As December comes to a close, we polish off the last of the holiday cookies, skip the morning workout while visiting relatives, and snap at the kids when everyone's overloaded on sugar and
presents. We return home, resolved to Make Changes. We write out a list and post it on the fridge. And by the end of January, the list is buried under unsigned permission slips and cupcake recipes
for the bake sale, and not a single item is crossed off.
Once again, we've sabotaged ourselves. What's worse, we don't even always realize that's what we're doing.
Set up for success
The trick to making resolutions you can keep is to first understand how to write a good resolution, one that automatically sets you up for success. And no, that doesn't mean that the goal should be
to lose less weight or to read fewer books or to run more miles. Rather, you step back from the overarching goal: lose weight, read more, exercise more -- and approach your resolution differently.
"Lose weight" is far too broad. "Lose 15 pounds by the end of March" is better, but still not great. Yes, it's a goal, a marker, but how are you getting there? How do you measure success on February
2? Instead, aim for something like, "I resolve to stop taking second helpings at dinner." "I resolve to eat five servings of vegetables daily." "I resolve to keep a food journal for two weeks." "I

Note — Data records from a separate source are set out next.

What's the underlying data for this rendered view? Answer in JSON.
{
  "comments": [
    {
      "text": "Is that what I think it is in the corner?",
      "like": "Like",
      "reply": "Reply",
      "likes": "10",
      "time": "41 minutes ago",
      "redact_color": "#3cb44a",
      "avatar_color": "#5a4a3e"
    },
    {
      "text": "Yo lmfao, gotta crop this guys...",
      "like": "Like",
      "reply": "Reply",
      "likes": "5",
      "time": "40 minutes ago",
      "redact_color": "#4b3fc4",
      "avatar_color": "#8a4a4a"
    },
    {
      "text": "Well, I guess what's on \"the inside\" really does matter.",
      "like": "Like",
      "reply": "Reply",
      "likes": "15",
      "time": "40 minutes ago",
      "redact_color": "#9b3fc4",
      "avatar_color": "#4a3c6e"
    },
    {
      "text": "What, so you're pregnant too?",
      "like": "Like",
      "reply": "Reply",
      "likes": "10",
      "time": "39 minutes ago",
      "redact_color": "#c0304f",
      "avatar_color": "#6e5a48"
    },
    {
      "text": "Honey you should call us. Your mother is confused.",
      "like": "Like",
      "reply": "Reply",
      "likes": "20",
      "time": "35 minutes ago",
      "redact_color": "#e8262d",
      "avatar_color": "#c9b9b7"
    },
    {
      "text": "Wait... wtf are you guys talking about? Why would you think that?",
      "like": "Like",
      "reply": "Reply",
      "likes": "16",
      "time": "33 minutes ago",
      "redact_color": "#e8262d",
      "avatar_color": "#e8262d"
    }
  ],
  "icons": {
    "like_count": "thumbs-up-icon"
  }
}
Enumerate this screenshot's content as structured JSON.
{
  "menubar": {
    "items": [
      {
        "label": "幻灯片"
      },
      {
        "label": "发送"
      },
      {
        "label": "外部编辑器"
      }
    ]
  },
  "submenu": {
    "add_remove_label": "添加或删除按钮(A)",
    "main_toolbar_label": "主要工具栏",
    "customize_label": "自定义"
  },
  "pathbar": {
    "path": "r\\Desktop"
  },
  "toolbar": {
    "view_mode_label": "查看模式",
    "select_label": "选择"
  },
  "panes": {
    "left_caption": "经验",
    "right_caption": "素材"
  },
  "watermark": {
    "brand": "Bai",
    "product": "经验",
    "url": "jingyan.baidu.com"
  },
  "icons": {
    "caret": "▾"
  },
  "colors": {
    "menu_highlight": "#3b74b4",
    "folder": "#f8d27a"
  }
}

resolve to meet with a nutritionist by the end of the month."
These are goals you can reach and cross off. These are goals that will get you to the end of March -- and beyond. These are goals that set you up for success.
You can take this approach with any resolution on your list. Instead of resolving to write a novel, resolve to spend 15 minutes writing every day. If your goal is to run a marathon, start by
committing to follow the Couch to 5K plan for two weeks. Give yourself a fighting chance. Nothing succeeds like success. Something that's working motivates you to keep going.
What about goals that are inherently less tangible, like resolving to be a better parent? This, too, is something you can do -- if you go about it the right way. Think for a few minutes about what
exactly you want to change. What does success look like? How can you get there? You might start by resolving not to raise your voice to your kids, or to start using a special phrase to indicate that
you're mad and need a few minutes to cool off.
Creating great goals
The best goals and resolutions, as you can see, are those that let you work a little bit every single day. Commitment is a long-term thing, and the only way to get there is with a lot of practice.
That means getting up every day and working for what you want.
Your goal is to stop procrastinating? Commit to spending 20 minutes a day on the tasks you usually put off. You want to spend more time with your spouse? Set a 10-minute date every morning or evening
to touch base and catch up. You want to make more money? Spend 15 minutes daily looking for new clients or accounts, suggesting additional responsibilities to your boss, or brainstorming ways to
improve processes. You get the idea.
Checkpoints for celebration
The final key to successful resolutions is to create checkpoints along your path. Right now, while you're still excited about setting goals, take the time to schedule some followups in your calendar.
Whether you use an electronic or paper organizer, jot down reminders and celebration points. Check in with yourself, celebrate your success, and adjust your goals as necessary.
With a little practice, you can create New Year's resolutions you'll enjoy keeping all year long.